There I was, minding my own business and tooling along in a Cessna 172 with my flight instructor. I was preparing for my FAA practical exam later this month. Then boom! We saw acrid smoke from the dump.
First we thought that a car was on fire but then a helicopter in the area reported to the control tower that the dump was on fire. Later, other aircraft indicated that it seemed like an explosion.
As a student private pilot, I've seen a lot from the air. After all, flying your own airplane is different from a commercial light. Whales, dolphins, oil slicks and goats running across a runway (in Anegada) are some of the interesting sites from 1500 feet up.
But the fire at the dump was something new. Then the smell! The wind was blowing from east, southeast, so it filtered its way into the cockpit. An hour later, safely back on the ground, we were told that in fact it was an explosion.
For too long the Bovoni dump has been an area of serious concern. Methane fires and other hazardous conditions have existed there for several generations. What are we going to do about it? Are we going to wait until a whole section of St. Thomas is blown to smithereens?
We are literally sitting on a powder keg. Thank God for the quick response of emergency responders.

Terence A. Thomas
St. Thomas

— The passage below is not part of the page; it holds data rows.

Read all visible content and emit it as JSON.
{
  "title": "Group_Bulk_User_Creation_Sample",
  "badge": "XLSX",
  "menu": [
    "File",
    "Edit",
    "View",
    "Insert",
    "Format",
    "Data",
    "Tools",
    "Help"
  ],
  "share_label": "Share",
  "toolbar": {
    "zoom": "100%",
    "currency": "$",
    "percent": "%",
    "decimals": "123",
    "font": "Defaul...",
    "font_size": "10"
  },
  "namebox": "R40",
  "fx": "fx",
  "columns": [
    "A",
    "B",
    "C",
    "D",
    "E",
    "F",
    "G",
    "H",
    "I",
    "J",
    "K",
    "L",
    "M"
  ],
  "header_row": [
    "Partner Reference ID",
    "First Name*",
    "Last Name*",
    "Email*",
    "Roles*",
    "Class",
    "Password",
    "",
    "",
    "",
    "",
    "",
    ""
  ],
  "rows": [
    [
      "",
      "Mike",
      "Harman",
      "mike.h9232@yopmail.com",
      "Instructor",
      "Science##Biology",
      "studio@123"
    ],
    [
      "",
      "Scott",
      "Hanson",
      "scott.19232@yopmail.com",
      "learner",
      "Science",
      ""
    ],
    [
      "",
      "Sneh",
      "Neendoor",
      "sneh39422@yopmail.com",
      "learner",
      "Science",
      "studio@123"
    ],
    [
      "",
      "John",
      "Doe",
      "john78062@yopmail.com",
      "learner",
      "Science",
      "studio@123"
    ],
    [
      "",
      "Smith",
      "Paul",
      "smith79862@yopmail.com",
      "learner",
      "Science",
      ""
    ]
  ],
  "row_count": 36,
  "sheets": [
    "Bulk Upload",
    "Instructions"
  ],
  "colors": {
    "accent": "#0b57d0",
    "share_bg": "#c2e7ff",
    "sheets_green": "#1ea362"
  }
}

Editor's note: We welcome and encourage readers to keep the dialogue going by responding to Source commentary. Letters should be e-mailed with name and place of residence to source@viaccess.net.